Fliers are warned not to bail out of their planes in emergencies unless there is immediate danger of explosion. Chances of survival in the bleak polar wastes are much better if the crew rides the crippled plane down to a crash landing, then sticks near it both for shelter and for easier spotting in the snow and ice by search parties.

The men learn how to live off the land and build snow houses for survival in the face of 60-below-zero weather. They must get used to wearing clothing loose enough for air to circulate. Tight garments cause perspiration, which quickly freezes in the cold and thus forms a frost lining next to the skin. The men also find out that they may suffer a frostbitten face unless they shave regularly, as the moisture in the breath will freeze on a beard and turn it into an ice mask. On the other hand, the face must be protected with a special shield, or heavily greased, to prevent sunburn. Goggles, too, must be worn all day outdoors as a precaution against snow blindness from the intense glare.

After a course in the new school, the men still respect the Arctic and its very real dangers, but they show more courage and confidence in facing the rugged polar life.

The late General “Billy” Mitchell, noted air pioneer, said: “Whoever holds Alaska will control the airlines of the world.”

So far, our only challenge for control of those airlines has come from a nonhuman enemy, the polar cold. Should this cold air war over the Arctic suddenly grow hot, at least we’ll have the pilots and planes right there on top of the world—ready to spring to America’s defense and strike back a powerful counter-blow.

  1. Rick Auricchio says: April 27, 200912:58 am

    The similarity between this photo and “Bull Blinkers” is striking.

  2. fred says: April 27, 20093:29 am

    yes folks for years we worried about men sneaking across and attacking alaska while we sat in the cold with our bvd’s pulled over our heads

  3. Charlene says: April 27, 20094:59 am

    Speaking from personal experience: if it’s so cold that you have to wear a cloth balaclava with goggles, it’s too cold to be going around with your jacket unzippered.

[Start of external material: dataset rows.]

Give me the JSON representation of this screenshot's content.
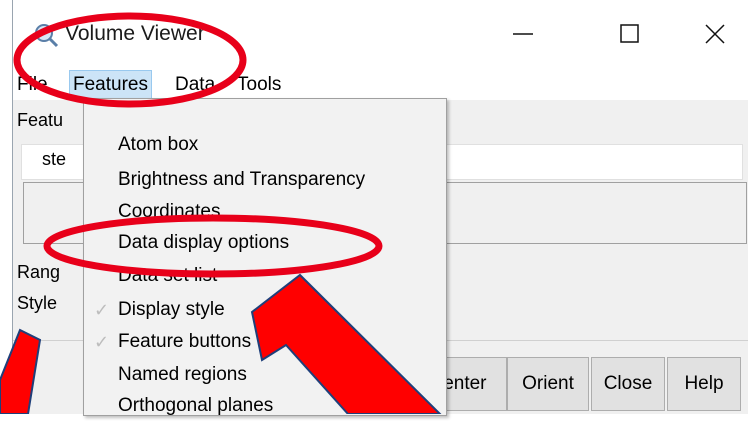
{
  "window": {
    "title": "Volume Viewer",
    "controls": {
      "minimize": "—",
      "maximize": "☐",
      "close": "✕"
    }
  },
  "menubar": {
    "items": [
      "File",
      "Features",
      "Data",
      "Tools"
    ]
  },
  "panel": {
    "features_label": "Featu",
    "step_label": "ste",
    "range_label": "Rang",
    "style_label": "Style"
  },
  "features_menu": {
    "items": [
      {
        "label": "Atom box",
        "checked": false
      },
      {
        "label": "Brightness and Transparency",
        "checked": false
      },
      {
        "label": "Coordinates",
        "checked": false
      },
      {
        "label": "Data display options",
        "checked": false
      },
      {
        "label": "Data set list",
        "checked": false
      },
      {
        "label": "Display style",
        "checked": true
      },
      {
        "label": "Feature buttons",
        "checked": true
      },
      {
        "label": "Named regions",
        "checked": false
      },
      {
        "label": "Orthogonal planes",
        "checked": false
      }
    ]
  },
  "bottom_buttons": {
    "center": "Center",
    "orient": "Orient",
    "close": "Close",
    "help": "Help"
  },
  "annotation_colors": {
    "circle": "#e8001a",
    "arrow_fill": "#ff0000",
    "arrow_outline": "#1f3f7a"
  }
}
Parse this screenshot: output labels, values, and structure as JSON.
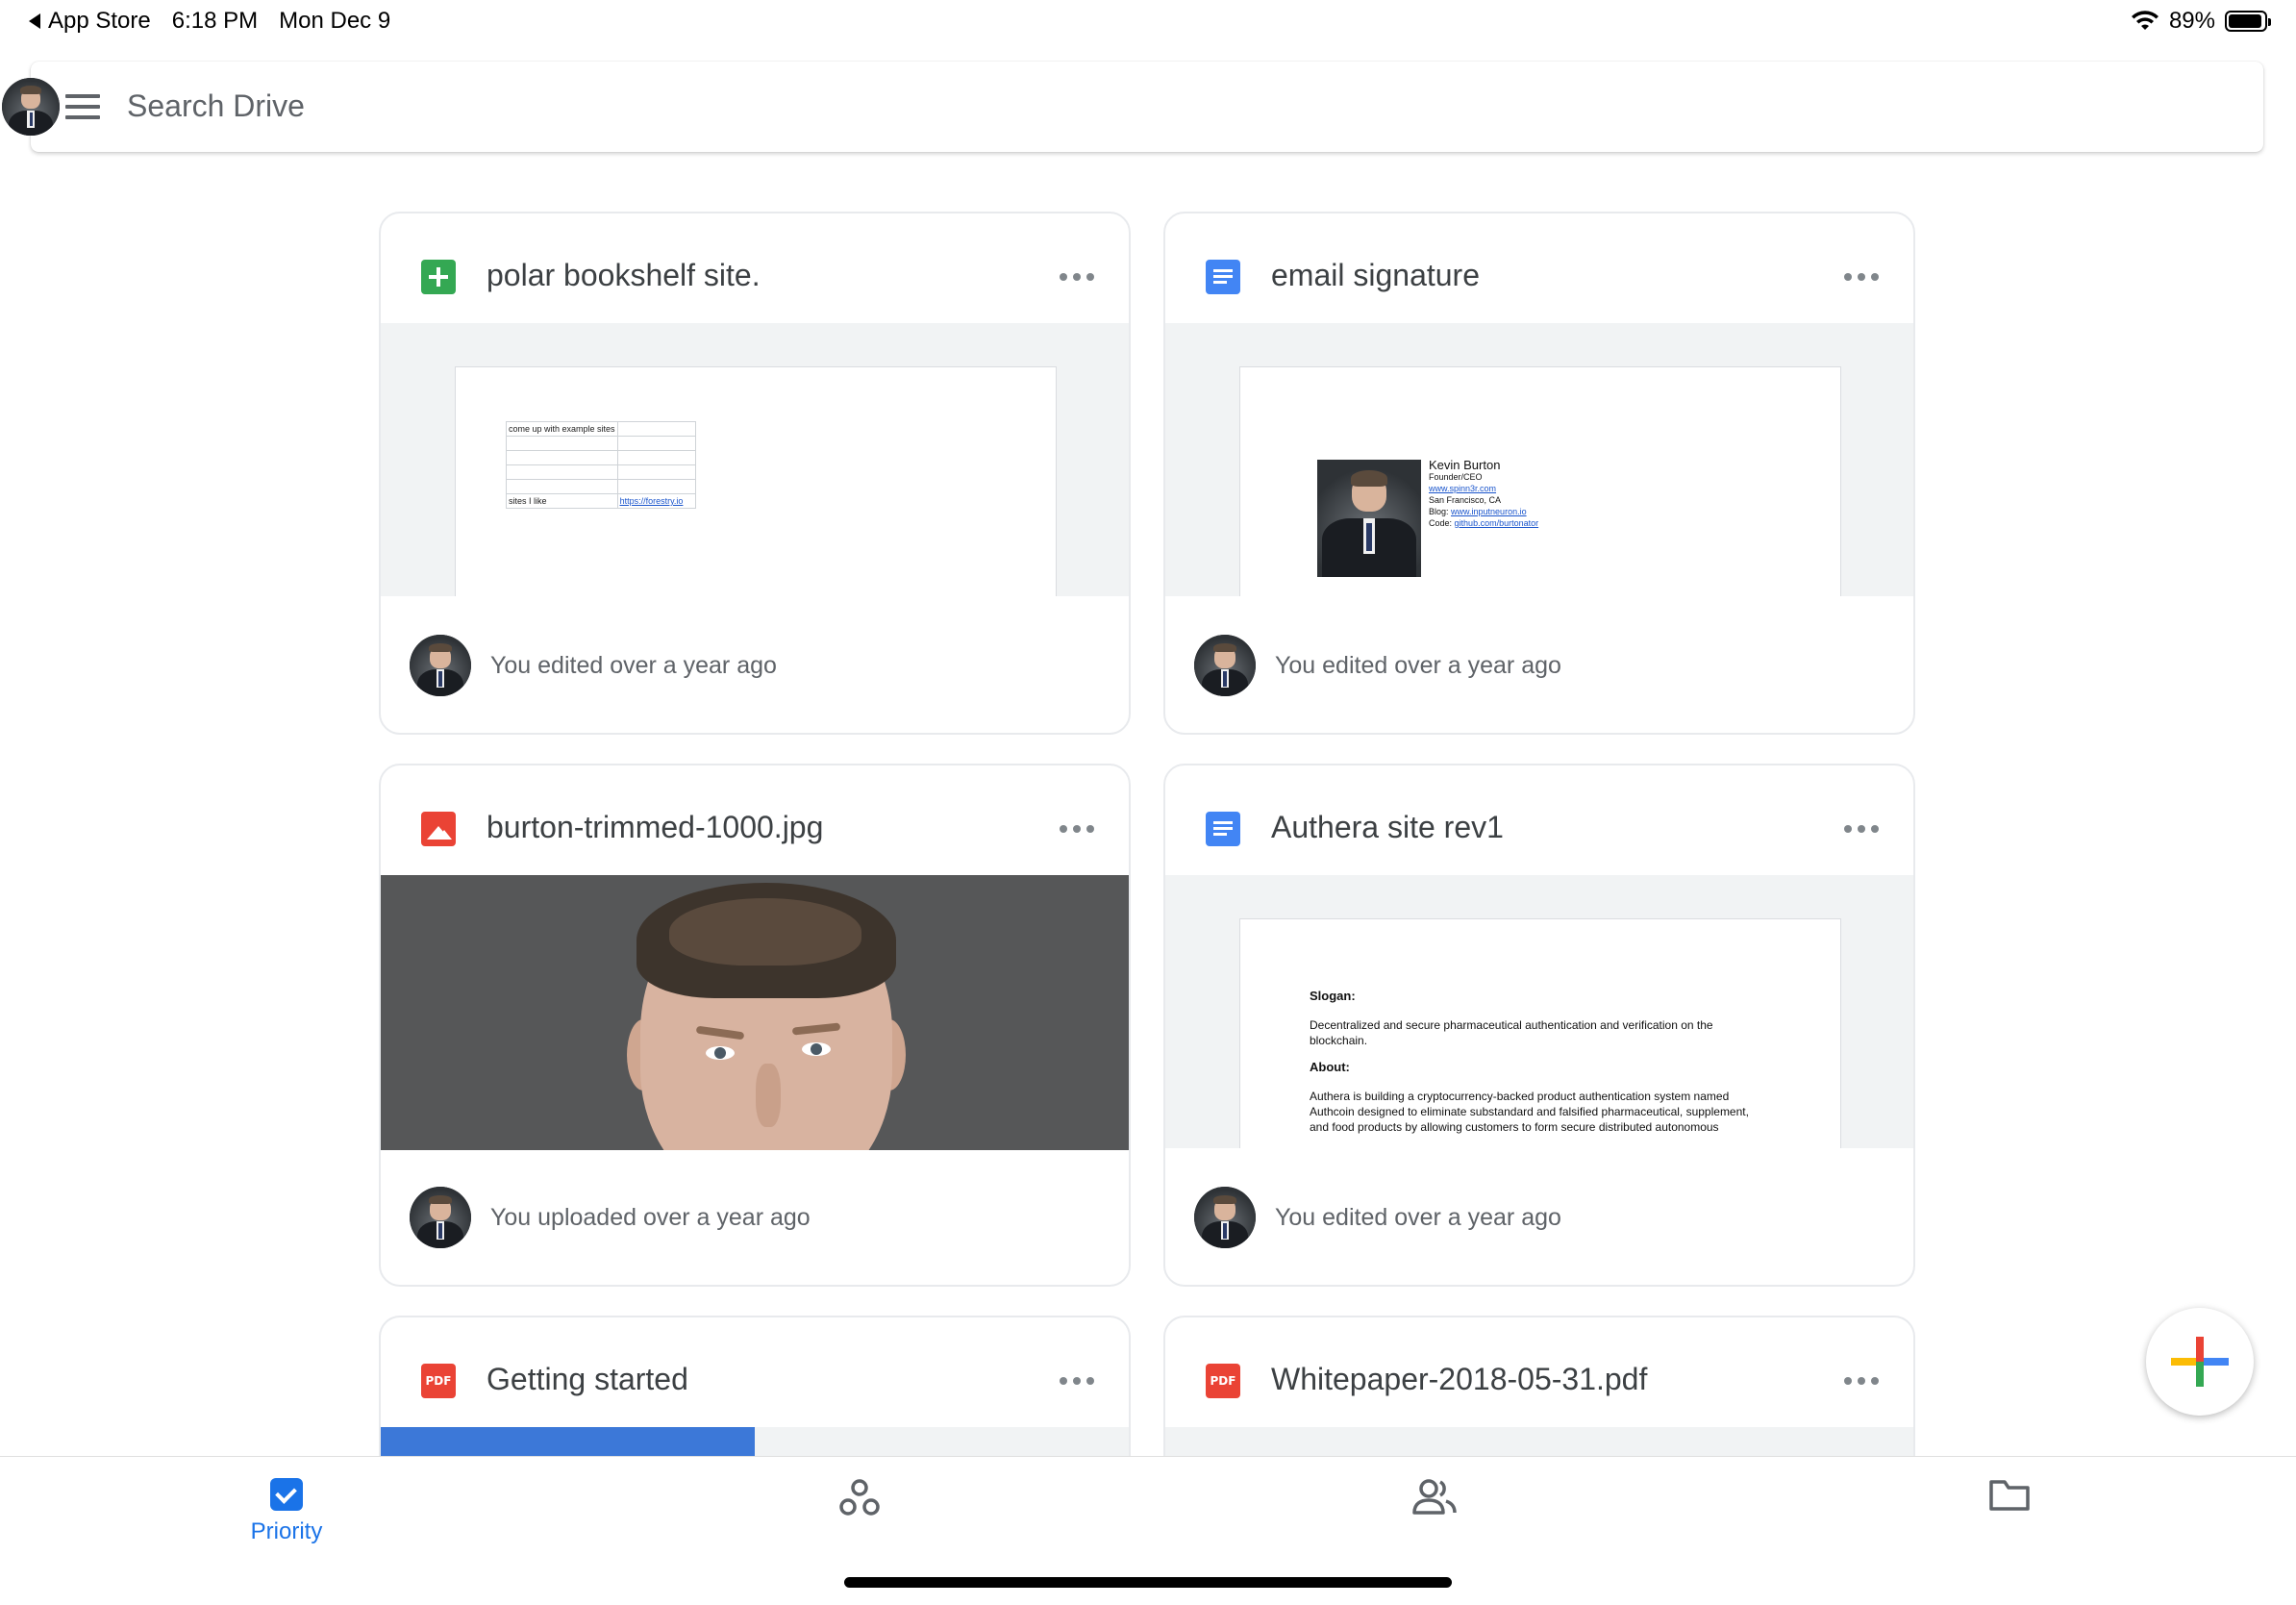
{
  "status_bar": {
    "back_app": "App Store",
    "time": "6:18 PM",
    "date": "Mon Dec 9",
    "battery": "89%"
  },
  "search": {
    "placeholder": "Search Drive"
  },
  "cards": [
    {
      "title": "polar bookshelf site.",
      "file_type": "sheets",
      "activity": "You edited over a year ago",
      "preview": {
        "rows": [
          [
            "come up with example sites",
            ""
          ],
          [
            "",
            ""
          ],
          [
            "",
            ""
          ],
          [
            "",
            ""
          ],
          [
            "",
            ""
          ],
          [
            "sites I like",
            "https://forestry.io"
          ]
        ]
      }
    },
    {
      "title": "email signature",
      "file_type": "docs",
      "activity": "You edited over a year ago",
      "preview": {
        "name": "Kevin Burton",
        "role": "Founder/CEO",
        "site": "www.spinn3r.com",
        "location": "San Francisco, CA",
        "blog_label": "Blog:",
        "blog": "www.inputneuron.io",
        "code_label": "Code:",
        "code": "github.com/burtonator"
      }
    },
    {
      "title": "burton-trimmed-1000.jpg",
      "file_type": "image",
      "activity": "You uploaded over a year ago"
    },
    {
      "title": "Authera site rev1",
      "file_type": "docs",
      "activity": "You edited over a year ago",
      "preview": {
        "slogan_heading": "Slogan:",
        "slogan": "Decentralized and secure pharmaceutical authentication and verification on the blockchain.",
        "about_heading": "About:",
        "about": "Authera is building a cryptocurrency-backed product authentication system named Authcoin designed to eliminate substandard and falsified pharmaceutical, supplement, and food products by allowing customers to form secure distributed autonomous"
      }
    },
    {
      "title": "Getting started",
      "file_type": "pdf",
      "preview_progress": 0.5
    },
    {
      "title": "Whitepaper-2018-05-31.pdf",
      "file_type": "pdf"
    }
  ],
  "pdf_badge": "PDF",
  "bottom_nav": {
    "items": [
      {
        "label": "Priority",
        "icon": "checkbox-icon",
        "active": true
      },
      {
        "label": "",
        "icon": "workspaces-icon"
      },
      {
        "label": "",
        "icon": "shared-people-icon"
      },
      {
        "label": "",
        "icon": "folder-icon"
      }
    ]
  },
  "fab": {
    "icon": "new-plus-icon"
  },
  "colors": {
    "accent": "#1a73e8",
    "sheets": "#34a853",
    "docs": "#4285f4",
    "image": "#ea4335",
    "pdf": "#ea4335"
  }
}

  4. Torgo says: April 27, 20098:15 pm

    Vayr iz Sarah Palin, hmmm?

  5. Harry says: May 1, 20094:58 pm

    An elephant seal with a rifle! RUN!

  6. Sgt R Watson USAF (Ret) says: April 19, 20105:36 pm

    I was in the 10th Rescue Sqdn at Ladd Field from 1947/1949.

  7. Joyce Marden says: June 9, 20108:22 am

    My chance did anyone know my Dad Harold Marden. 1949-52 His nickname was Just routine. Achorage,Alaska.
    Thank you,

  8. jayessell says: July 4, 20102:49 pm

    With magnetic compasses useless, did they use gyrocompasses?
    Inertial navigation?
    (Are those the same thing?)

  9. Firebrand38 says: July 4, 20103:07 pm

    jayessell: No they aren’t the same thing. Inertial Navigation here
    Gyro compass here

    Inertial Guidance uses gyros, but not in the same way a gyro compass uses to find North.

  10. Toronto says: July 4, 20105:54 pm

    Jay: Astral would make more sense, at least for the fighters. Inertial units were huge in that era.

    I’ve never been in a P80, but one had a ride in a T33 (a variant) and it was anything but spacious.

  11. jayessell says: July 4, 20106:11 pm

    Of course, Celestial Navigation.
    Isn’t there a picture here somewhere of a plane for
    training navigators?
    It had several clear domes on top.

  12. Firebrand38 says: July 4, 20106:19 pm

    Toronto: Not for fighters. I think the first automated star sextant was the one installed on the Lockheed A-12/SR-71 in the late fifties.
    Back when this article was written someone had to use a sextant to manually determine the position.

  13. Kelly Duke says: June 23, 201310:20 am

    My father (William S. Duke) was a Crew Chief (head mechanic) servicing the P-80Bs during this period as part of the First Pursuit Group out of March Air Force Base, Riverside, California. My sister being born at March prior to the deployment while I was born in 1953 at Ladd Army Air Base during my parents stay in Alaska. I am seeking any additional photos or personal recollections of this period at Ladd to fill out a family history. If any readers have anything they can share on this subject feel free to e-mail me at [email protected]

    Thanks. K. F. Duke

Submit comment

You must be logged in to post a comment.